Hanson is associate professor of East Asian medical history at Johns Hopkins University in Baltimore. In her talk, she will discuss how the caricature of the “sick man of Asia,” spread by newspaper headlines and political cartoons, provided China motivation for a campaign leading to national change within its state, medical and public health infrastructures. She’ll also talk about the role of traditional Chinese medicine in treating COVID-19. She answered some questions about her work in an email interview with Inland 360.
In your work you argue that the roles are now reversed, the U.S. is now “Sick Uncle Sam.” How do you define this sickness?
Hanson: “I define it as the highest amount of cases and deaths due to COVID-19 in the world.
(The causes being) cynical, anti-public health and science, misleading and misguided ‘guidance,’ downright pandemic-exacerbating actions from the Trump administration, a broken healthcare system and inadequate health insurance coverage for average Americans.”
Why do you argue that accepting this moniker would be a helpful step forward for the U.S.?
Hanson: “Accepting the ‘sick role’ could open policy makers to looking more broadly at a wider range of institutional, public health and therapeutic interventions from other countries in the world. Even from region to region in the U.S., response is so uneven from a state-to-state level without a federal-level unified ‘Uncle Sam’ approach of fighting this together. Thus, all the conflict over wearing masks because of ‘individual rights,’ and such, over collective responsibility.
How does treatment of illness in China differ from treatment of illness in the U.S.?
Hanson: “Overall, it’s a more integrated medical approach to treatment. They don’t just rely on biomedical treatments but also integrate Chinese traditional herbal remedies to help patients alleviate symptoms. They DO NOT claim that Chinese medicine will cure (COVID-19); but rather that it helps the patients endure and survive it.”
Herbal formulas are adjusted to the pattern of symptoms the patient has — not like a western pharmaceutical directed at one bacterial or other cause. The ingredients are understood to work synergistically — not independently. Formulas are adjusted according to the patient’s changing condition.”
IF YOU GO
WHAT: “From Sick Man of Asia to Sick Uncle Sam: The Case of Traditional Chinese Medicine and COVID-19”

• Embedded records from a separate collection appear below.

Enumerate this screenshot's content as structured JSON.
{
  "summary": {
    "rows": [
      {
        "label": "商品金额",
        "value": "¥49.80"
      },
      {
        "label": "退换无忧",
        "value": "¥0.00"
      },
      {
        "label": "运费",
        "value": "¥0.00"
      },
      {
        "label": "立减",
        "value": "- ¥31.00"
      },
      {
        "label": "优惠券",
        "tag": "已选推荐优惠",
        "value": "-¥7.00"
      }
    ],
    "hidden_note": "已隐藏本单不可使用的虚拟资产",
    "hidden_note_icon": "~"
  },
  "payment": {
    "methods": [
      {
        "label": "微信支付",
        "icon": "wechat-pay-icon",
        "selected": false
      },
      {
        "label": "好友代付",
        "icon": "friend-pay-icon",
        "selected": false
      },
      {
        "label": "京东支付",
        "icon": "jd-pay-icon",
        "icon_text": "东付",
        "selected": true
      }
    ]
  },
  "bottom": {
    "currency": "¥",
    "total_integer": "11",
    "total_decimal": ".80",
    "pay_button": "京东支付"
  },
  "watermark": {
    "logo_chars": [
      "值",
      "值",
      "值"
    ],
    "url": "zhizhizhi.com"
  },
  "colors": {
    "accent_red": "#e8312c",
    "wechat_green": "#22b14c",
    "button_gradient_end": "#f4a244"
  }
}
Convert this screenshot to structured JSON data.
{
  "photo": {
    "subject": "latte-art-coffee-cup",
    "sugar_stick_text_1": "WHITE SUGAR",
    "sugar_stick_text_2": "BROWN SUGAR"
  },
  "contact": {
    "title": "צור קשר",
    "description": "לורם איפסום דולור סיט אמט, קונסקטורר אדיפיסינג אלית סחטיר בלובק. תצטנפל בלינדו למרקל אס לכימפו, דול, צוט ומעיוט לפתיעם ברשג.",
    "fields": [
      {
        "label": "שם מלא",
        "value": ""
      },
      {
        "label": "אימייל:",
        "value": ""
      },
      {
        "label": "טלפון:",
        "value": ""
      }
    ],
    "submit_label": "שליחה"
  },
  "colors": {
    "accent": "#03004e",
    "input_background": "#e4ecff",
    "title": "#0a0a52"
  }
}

WHEN: 3:30 p.m. Sept. 10.
OF NOTE: The online talk is sponsored by the University of Idaho East Asian Studies. A link to join is available by emailing firstname.lastname@example.org.